Carbon dioxide is largely responsible for the acute inflammatory effects of tobacco smoke

  1. lostmente
    Tobacco smoking is responsible for a vast array of diseases, particularly chronic bronchitis and lung cancer. It is
    still unclear which constituent(s) of the smoke is responsible for its toxicity. The authors decided to focus on carbon dioxide, since its level of concentration in mainstream cigarette smoke is about 200 times higher than in the
    atmosphere. The authors previously demonstrated that inhalation of carbon dioxide concentrations above 5%
    has a deleterious effect on lungs. In this study, the authors assessed the inflammatory potential of carbon dioxide
    contained in cigarette smoke. Mice were exposed to cigarette smoke containing a high or reduced CO2
    level by

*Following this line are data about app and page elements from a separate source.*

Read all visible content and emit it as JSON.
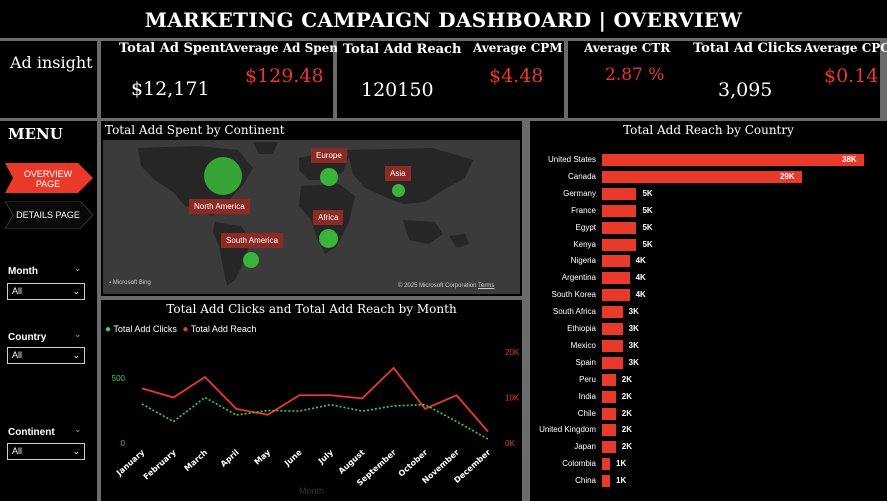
{
  "title": "MARKETING CAMPAIGN DASHBOARD | OVERVIEW",
  "ad_insight": "Ad insight",
  "kpis": {
    "total_ad_spent": {
      "label": "Total Ad Spent",
      "value": "$12,171"
    },
    "average_ad_spent": {
      "label": "Average Ad Spent",
      "value": "$129.48"
    },
    "total_add_reach": {
      "label": "Total Add Reach",
      "value": "120150"
    },
    "average_cpm": {
      "label": "Average CPM",
      "value": "$4.48"
    },
    "average_ctr": {
      "label": "Average CTR",
      "value": "2.87 %"
    },
    "total_ad_clicks": {
      "label": "Total Ad Clicks",
      "value": "3,095"
    },
    "average_cpc": {
      "label": "Average CPC",
      "value": "$0.14"
    }
  },
  "menu": {
    "title": "MENU",
    "overview": "OVERVIEW PAGE",
    "details": "DETAILS PAGE"
  },
  "slicers": {
    "month": {
      "label": "Month",
      "value": "All"
    },
    "country": {
      "label": "Country",
      "value": "All"
    },
    "continent": {
      "label": "Continent",
      "value": "All"
    }
  },
  "map": {
    "title": "Total Add Spent by Continent",
    "labels": {
      "north_america": "North America",
      "europe": "Europe",
      "asia": "Asia",
      "africa": "Africa",
      "south_america": "South America"
    },
    "bing": "Microsoft Bing",
    "copyright": "© 2025 Microsoft Corporation",
    "terms": "Terms"
  },
  "colors": {
    "accent_red": "#e8392a",
    "green": "#3fd13f",
    "bubble_green": "#39b339"
  },
  "chart_data": [
    {
      "type": "line",
      "title": "Total Add Clicks and Total Add Reach by Month",
      "xlabel": "Month",
      "categories": [
        "January",
        "February",
        "March",
        "April",
        "May",
        "June",
        "July",
        "August",
        "September",
        "October",
        "November",
        "December"
      ],
      "series": [
        {
          "name": "Total Add Clicks",
          "axis": "left",
          "values": [
            300,
            165,
            350,
            215,
            250,
            245,
            295,
            245,
            285,
            295,
            165,
            30
          ]
        },
        {
          "name": "Total Add Reach",
          "axis": "right",
          "values": [
            12000,
            10000,
            14500,
            7500,
            6200,
            10500,
            10500,
            9800,
            16500,
            7500,
            10500,
            2500
          ]
        }
      ],
      "left_ticks": [
        "0",
        "500"
      ],
      "right_ticks": [
        "0K",
        "10K",
        "20K"
      ],
      "ylim_left": [
        0,
        700
      ],
      "ylim_right": [
        0,
        20000
      ]
    },
    {
      "type": "bar",
      "orientation": "horizontal",
      "title": "Total Add Reach by Country",
      "categories": [
        "United States",
        "Canada",
        "Germany",
        "France",
        "Egypt",
        "Kenya",
        "Nigeria",
        "Argentina",
        "South Korea",
        "South Africa",
        "Ethiopia",
        "Mexico",
        "Spain",
        "Peru",
        "India",
        "Chile",
        "United Kingdom",
        "Japan",
        "Colombia",
        "China"
      ],
      "values": [
        38000,
        29000,
        5000,
        5000,
        5000,
        5000,
        4000,
        4000,
        4000,
        3000,
        3000,
        3000,
        3000,
        2000,
        2000,
        2000,
        2000,
        2000,
        1000,
        1000
      ],
      "labels": [
        "38K",
        "29K",
        "5K",
        "5K",
        "5K",
        "5K",
        "4K",
        "4K",
        "4K",
        "3K",
        "3K",
        "3K",
        "3K",
        "2K",
        "2K",
        "2K",
        "2K",
        "2K",
        "1K",
        "1K"
      ]
    }
  ]
}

    filtration through a potassium hydroxyde solution. The inflammatory response was evaluated by histological
    analysis, protein phosphatase 2 A (PP2A) and nuclear factor (NF)-κB activation, and proinflammatory cytokine
    secretion measurements. The data show that the toxicity of cigarette smoke may be largely due to its high level of
    CO2
    . Pulmonary injuries consequent to tobacco smoke inhalation observed by histology were greatly diminished
    when CO2
    was removed. Cigarette smoke exposure causes an inflammatory response characterized by PP2A and
    NF-κB activation followed by proinflammatory cytokine secretion. This inflammatory response was reduced when
    the cigarette smoke was filtered through a potassium hydroxide column, and reestablished when CO2
    was injected
    downstream from the filtration column. Given that there is an extensive literature linking a chronic inflammatory
    response to the major smoking-related diseases, these data suggest that carbon dioxide may play a key role in
    the causation of these diseases by tobacco smoking.
    Keywords: Cigarette; lung; inflammation; PP2A; NFκB